Payments for hospitalization-based bundles should be risk-adjusted to a greater extent than has been the case
Risk adjustment becomes more critical when participation is mandatory and payment is set to a regional benchmark. Misalignments between provider payment and patient severity raise concerns as to whether providers have the resources needed to treat patients appropriately. Such misalignments can create incentives for providers to avoid beneficiaries who are sicker or costlier, or to skimp on their care.
Equity toward providers is important both for its own sake and for the political sustainability of a payment system. Risk adjustment can help to ensure that the desired incentives can be created while minimizing the risk borne by providers.
As the Center for Medicare and Medicaid Services develops new approaches to payment and delivery, the authors argue that hospitalization-based bundles, with appropriate adjustments to payment for patient severity, will continue to offer meaningful opportunities for improved performance within the health system, and encourage decision makers to make the most of these opportunities by adopting mandatory models that address the needs of both patients and providers.
The authors did not receive any financial support from any firm or person for this article or from any firm or person with a financial or political interest in this article. They are currently not an officer, director, or board member of any organization with an interest in this article.

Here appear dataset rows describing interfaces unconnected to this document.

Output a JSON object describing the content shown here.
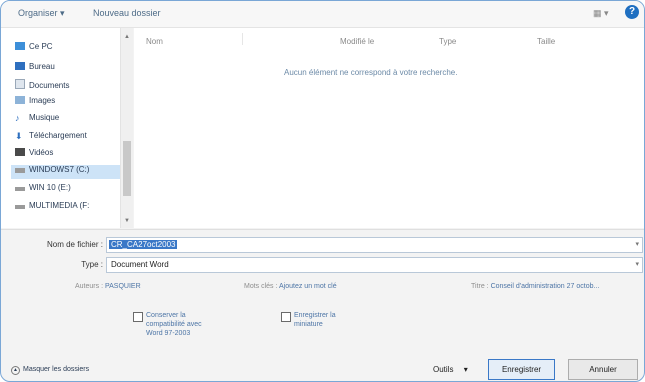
{
  "toolbar": {
    "organiser": "Organiser ▾",
    "new_folder": "Nouveau dossier",
    "view_menu": "▦ ▾",
    "help": "?"
  },
  "nav": {
    "items": [
      {
        "label": "Ce PC",
        "icon": "computer-icon"
      },
      {
        "label": "Bureau",
        "icon": "desktop-icon"
      },
      {
        "label": "Documents",
        "icon": "documents-icon"
      },
      {
        "label": "Images",
        "icon": "images-icon"
      },
      {
        "label": "Musique",
        "icon": "music-icon"
      },
      {
        "label": "Téléchargement",
        "icon": "download-icon"
      },
      {
        "label": "Vidéos",
        "icon": "video-icon"
      },
      {
        "label": "WINDOWS7 (C:)",
        "icon": "drive-icon"
      },
      {
        "label": "WIN 10 (E:)",
        "icon": "drive-icon"
      },
      {
        "label": "MULTIMEDIA (F:",
        "icon": "drive-icon"
      }
    ]
  },
  "files": {
    "columns": {
      "name": "Nom",
      "modified": "Modifié le",
      "type": "Type",
      "size": "Taille"
    },
    "empty_message": "Aucun élément ne correspond à votre recherche."
  },
  "form": {
    "filename_label": "Nom de fichier :",
    "filename_value": "CR_CA27oct2003",
    "type_label": "Type :",
    "type_value": "Document Word"
  },
  "meta": {
    "authors_label": "Auteurs :",
    "authors_value": "PASQUIER",
    "keywords_label": "Mots clés :",
    "keywords_value": "Ajoutez un mot clé",
    "title_label": "Titre :",
    "title_value": "Conseil d'administration 27 octob..."
  },
  "options": {
    "compat_label": "Conserver la compatibilité avec Word 97-2003",
    "thumbnail_label": "Enregistrer la miniature"
  },
  "footer": {
    "hide_folders": "Masquer les dossiers",
    "tools": "Outils",
    "tools_arrow": "▾",
    "save": "Enregistrer",
    "cancel": "Annuler"
  }
}
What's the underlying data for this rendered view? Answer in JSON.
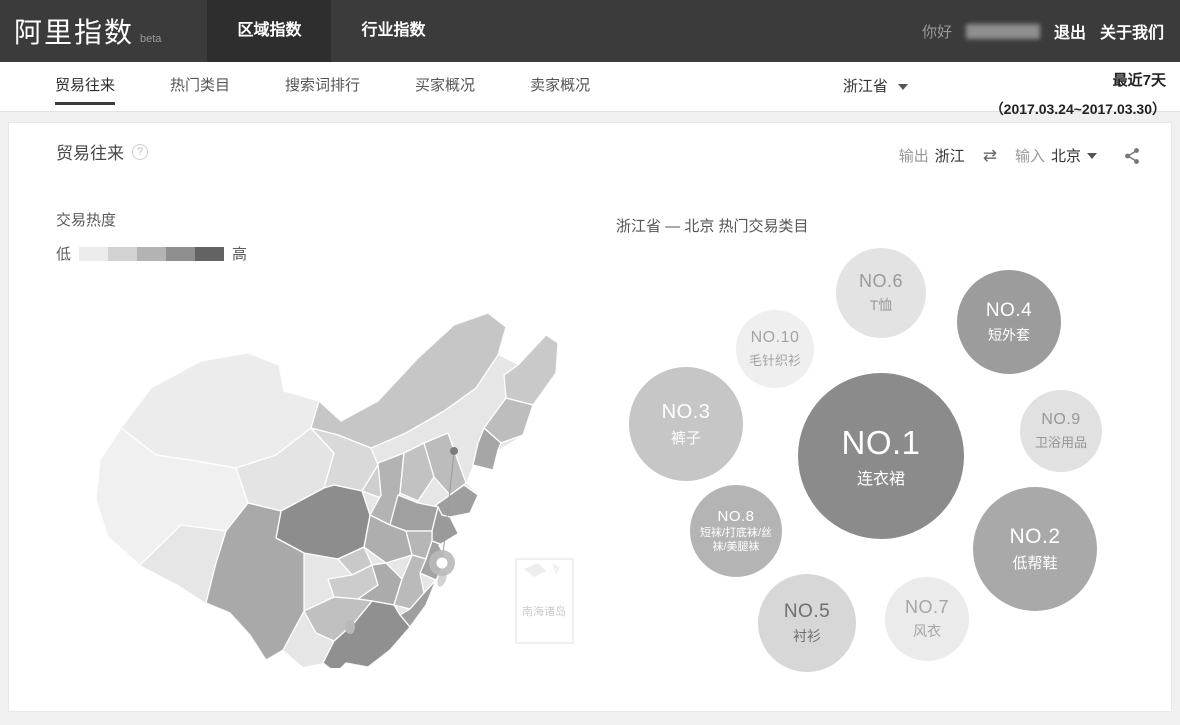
{
  "topnav": {
    "logo": "阿里指数",
    "logo_suffix": "beta",
    "tabs": [
      {
        "label": "区域指数",
        "active": true
      },
      {
        "label": "行业指数",
        "active": false
      }
    ],
    "greeting": "你好",
    "logout": "退出",
    "about": "关于我们"
  },
  "subnav": {
    "tabs": [
      {
        "label": "贸易往来",
        "active": true
      },
      {
        "label": "热门类目",
        "active": false
      },
      {
        "label": "搜索词排行",
        "active": false
      },
      {
        "label": "买家概况",
        "active": false
      },
      {
        "label": "卖家概况",
        "active": false
      }
    ],
    "province_selector": "浙江省",
    "period": "最近7天",
    "date_range": "（2017.03.24~2017.03.30）"
  },
  "section_header": {
    "title": "贸易往来",
    "help_glyph": "?",
    "output_label": "输出",
    "output_value": "浙江",
    "swap_glyph": "⇄",
    "input_label": "输入",
    "input_value": "北京"
  },
  "map_panel": {
    "legend_title": "交易热度",
    "legend_low": "低",
    "legend_high": "高",
    "legend_colors": [
      "#ebebeb",
      "#d2d2d2",
      "#b3b3b3",
      "#8f8f8f",
      "#636363"
    ],
    "inset_label": "南海诸岛"
  },
  "bubble_panel": {
    "title": "浙江省 — 北京 热门交易类目",
    "bubbles": [
      {
        "rank": "NO.1",
        "label": "连衣裙"
      },
      {
        "rank": "NO.2",
        "label": "低帮鞋"
      },
      {
        "rank": "NO.3",
        "label": "裤子"
      },
      {
        "rank": "NO.4",
        "label": "短外套"
      },
      {
        "rank": "NO.5",
        "label": "衬衫"
      },
      {
        "rank": "NO.6",
        "label": "T恤"
      },
      {
        "rank": "NO.7",
        "label": "风衣"
      },
      {
        "rank": "NO.8",
        "label": "短袜/打底袜/丝袜/美腿袜"
      },
      {
        "rank": "NO.9",
        "label": "卫浴用品"
      },
      {
        "rank": "NO.10",
        "label": "毛针织衫"
      }
    ]
  },
  "chart_data": {
    "type": "bubble",
    "title": "浙江省 — 北京 热门交易类目",
    "items": [
      {
        "rank": 1,
        "category": "连衣裙",
        "relative_size": 83
      },
      {
        "rank": 2,
        "category": "低帮鞋",
        "relative_size": 62
      },
      {
        "rank": 3,
        "category": "裤子",
        "relative_size": 57
      },
      {
        "rank": 4,
        "category": "短外套",
        "relative_size": 52
      },
      {
        "rank": 5,
        "category": "衬衫",
        "relative_size": 49
      },
      {
        "rank": 6,
        "category": "T恤",
        "relative_size": 45
      },
      {
        "rank": 7,
        "category": "风衣",
        "relative_size": 42
      },
      {
        "rank": 8,
        "category": "短袜/打底袜/丝袜/美腿袜",
        "relative_size": 46
      },
      {
        "rank": 9,
        "category": "卫浴用品",
        "relative_size": 41
      },
      {
        "rank": 10,
        "category": "毛针织衫",
        "relative_size": 39
      }
    ]
  }
}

Editor’s Note: This analysis is part of the USC-Brookings Schaeffer Initiative for Health Policy, which is a partnership between the Center for Health Policy at Brookings and the University of Southern California Schaeffer Center for Health Policy & Economics. The Initiative aims to inform the national health care debate with rigorous, evidence-based analysis leading to practical recommendations using the collaborative strengths of USC and Brookings.